After nearly 20 years focused on creating a basis for the introduction of an infrastructure for secure online transactions, the time is now ripe for an officially recognised e-ID. It is important for the Swiss economy that its introduction in Switzerland is not unnecessarily delayed. Both chambers of the Swiss parliament, namely the National Council and the Council of States, have approved the Federal Act on Electronic Identity Services (e-ID Act) by a clear majority. The final vote is scheduled for this coming autumn. Yet there remain critical voices whose arguments can largely be attributed to misunderstandings.

The most common misconceptions about the e-ID

Misconception No. 1: The e-ID is issued by private companies

The truth: The data and thus also the e-ID is issued by the state. Private companies merely provide the technological basis for the e-ID and ensure that the e-ID can also be used in a simple and secure manner in everyday life.

It is undisputed that an officially recognised e-ID is required to make use of secure online services. This is because the so-called social logins, such as Google ID, do not meet the standards for online transactions that require an officially recognised e-ID, e.g. for the conclusion of an insurance contract or the requesting of criminal records.

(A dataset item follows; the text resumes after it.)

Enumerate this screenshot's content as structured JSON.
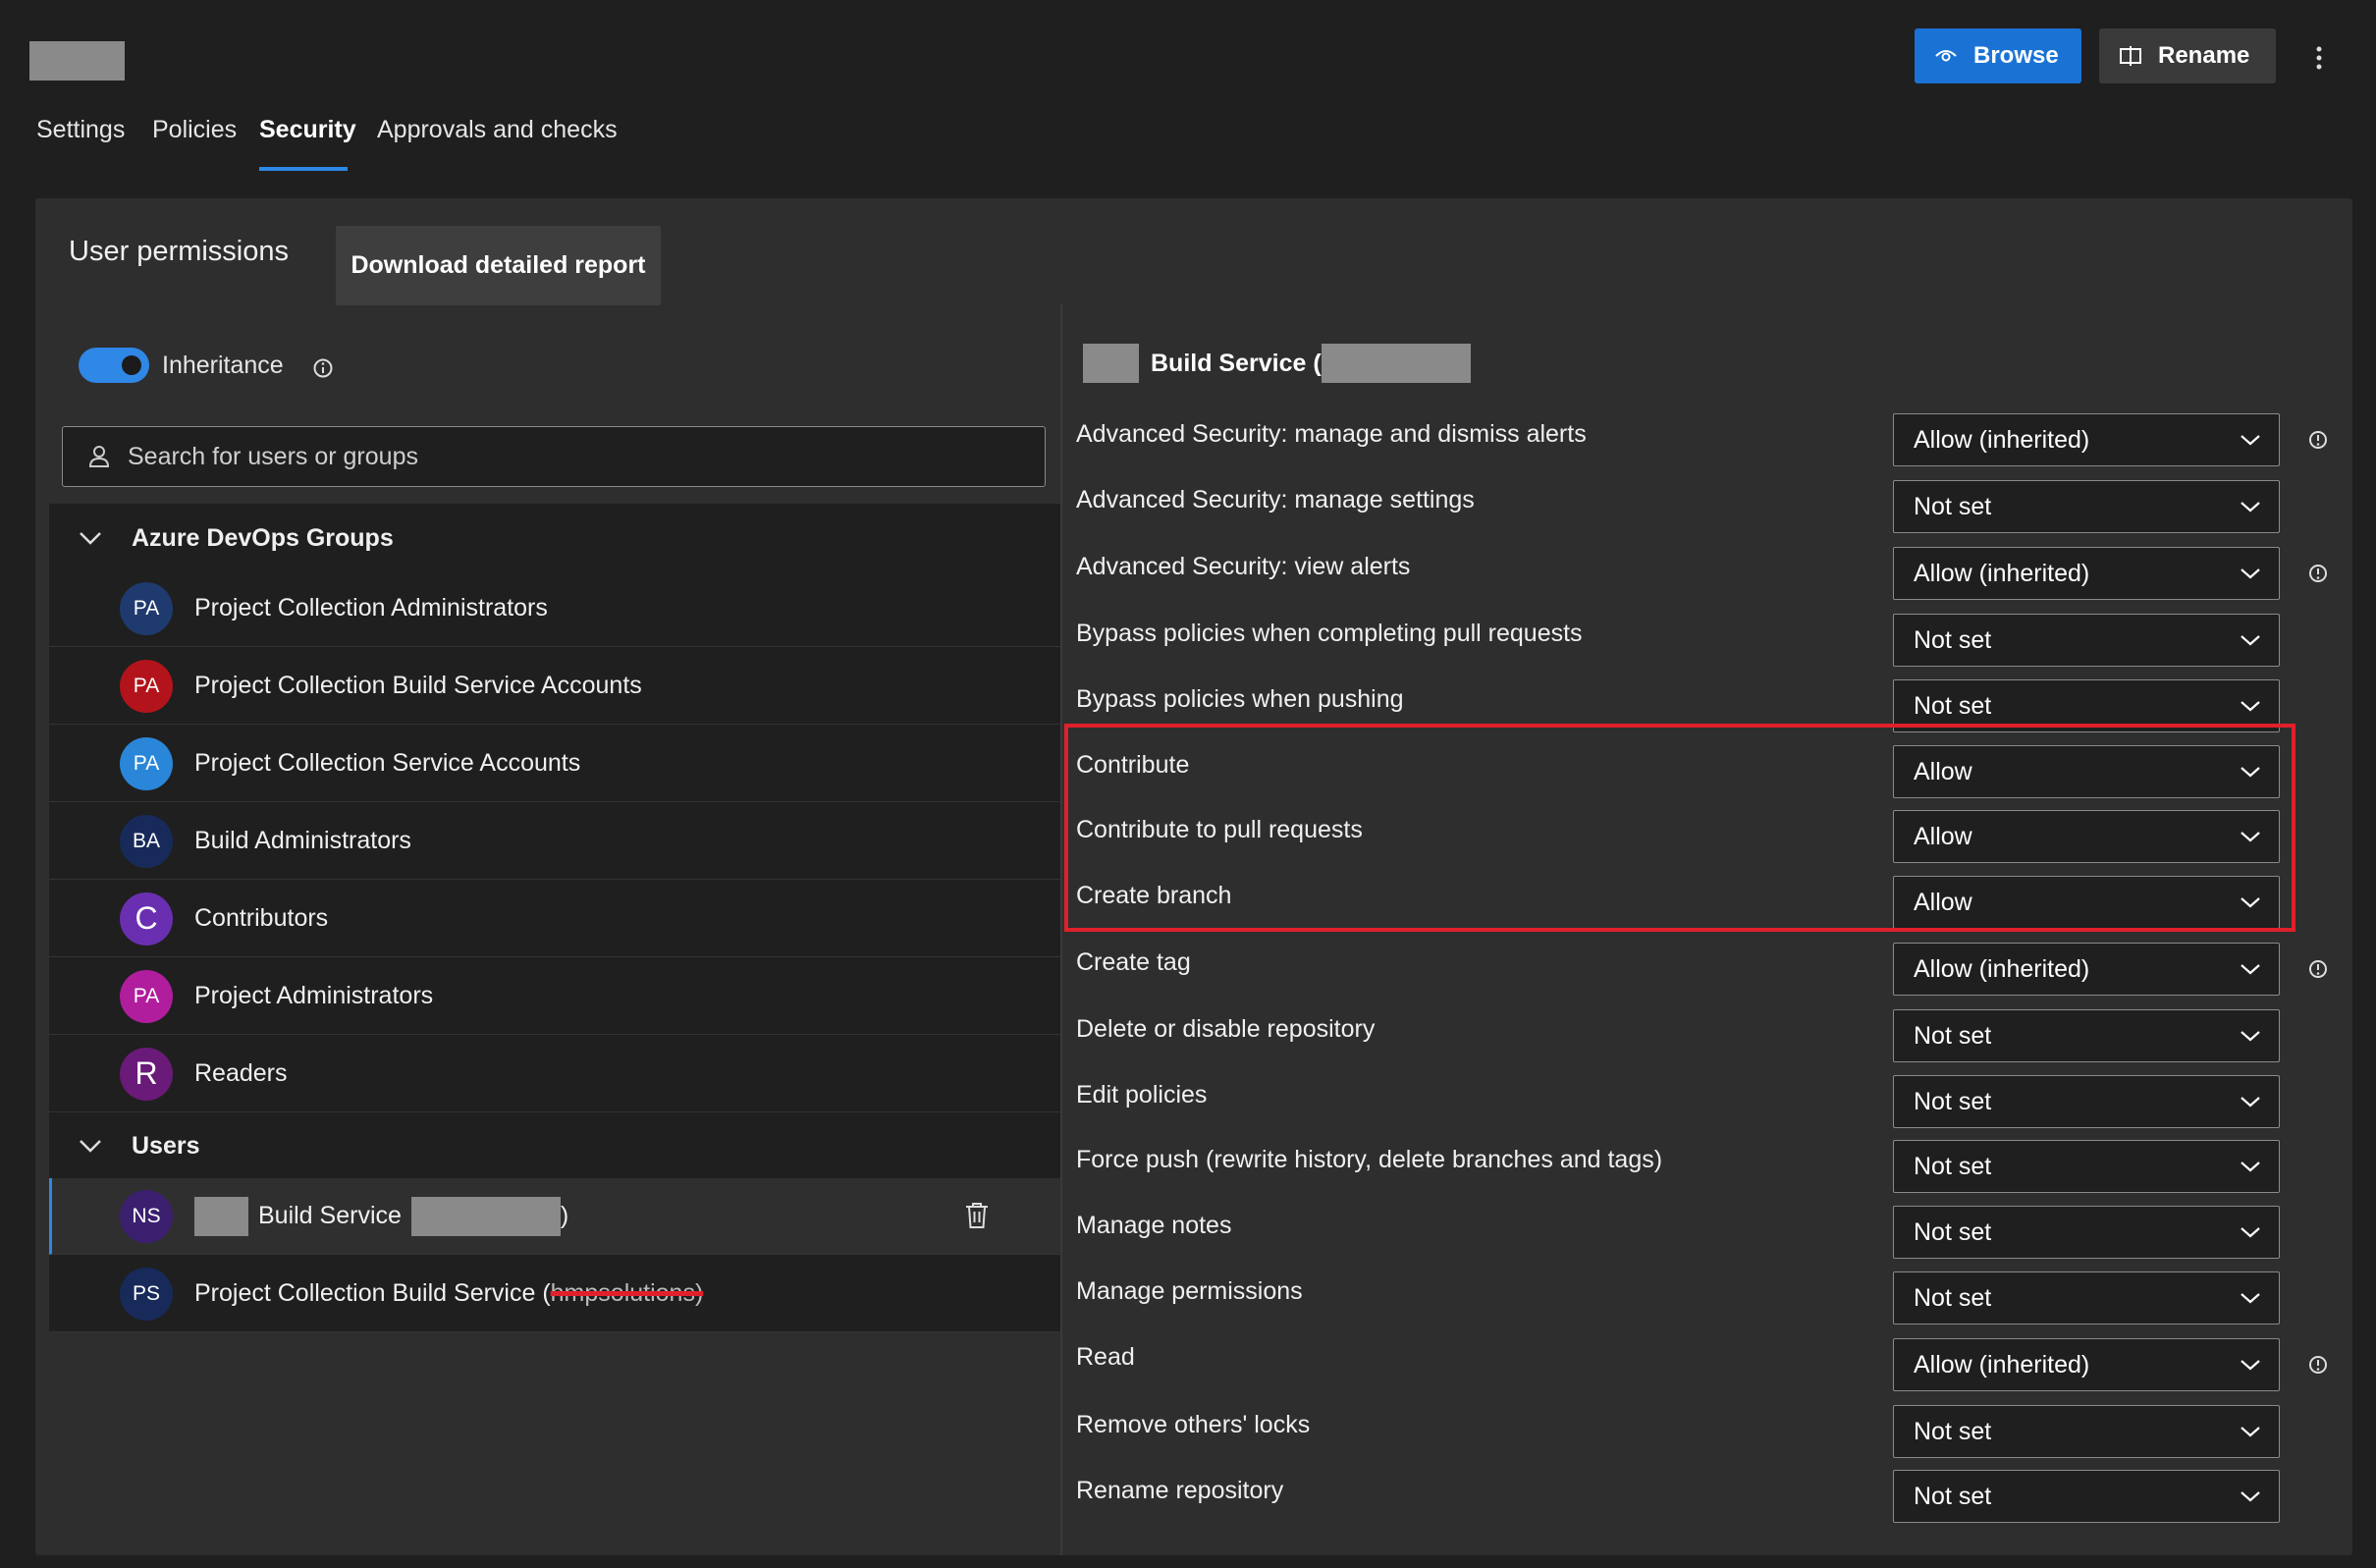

The current draft bill suggests a division of tasks between the state and the private sector. The underlying model stipulates that private companies should take on the task of providing the technical infrastructure and developing the ecosystem as well as reconciling the data; but always on behalf of identity owners. However, it is the federal government that recognises and supervises these private identity providers. And it will ultimately be the federal government that creates the actual personal e-ID, which is nothing more than a legally regulated data record. From this perspective, the federal government is and will remain the only issuer of the e-ID.

Misconception No. 2: Private companies collect, evaluate and monetise the data

The truth: Data protection is given the utmost priority also in the case of the e-ID. Absolute security can unfortunately never be guaranteed. However, suitable framework conditions have been formulated to minimise the risk of data abuse. Besides, the Swiss Federal Data Protection Officer has been involved in the legislative project from the outset. The requirements of the Data Protection Act are guaranteed in their most stringent form for the e-ID.

Not only do users always have full control of their own data and decide when and to whom they disclose their details to, but the regulations formulated in the e-ID Act also in some cases go beyond the provisions stipulated in the Data Protection Act. For example, under the e-ID Act it is not possible to collect data and create personal profiles: the data has to be erased after six months and transactions and personal data must be stored separately in order to prevent any inferences being made. It is also illegal to disclose data, let alone sell it.

Misconception No. 3: The e-ID is a digital passport

The truth: The e-ID does not permit its holders to travel or cross borders. Rather, the e-ID is a qualified login that can be used by people to identify themselves on the internet when making online transactions.

The e-ID can thus not be used as a means of proving one’s nationality when crossing an international border. And we will also therefore not see the abolition of passport offices as is occasionally claimed because the e-ID does not represent an electronic passport in the civic sense.

Misconception No. 4: With e-ID, it will no longer be possible to use the internet anonymously

The truth: e-ID data isn’t shared every time it is used on the internet. Rather, the principle of data minimisation is applied.

Further delays in the introduction of the e-ID Act must be avoided

There is no question that the utmost care must be applied when handling identity data. The Federal Council and parliament have expertly put together a balanced act that assigns the state a key role as the issuer of the e-ID, fully considers issues relating to security and data protection and takes account of the desperate and urgent need of private individuals and companies for a secure means of identification online based on the rapid developments being observed in this area.

Switzerland must ensure it does not miss out on these developments. Let’s make the most of this opportunity: now!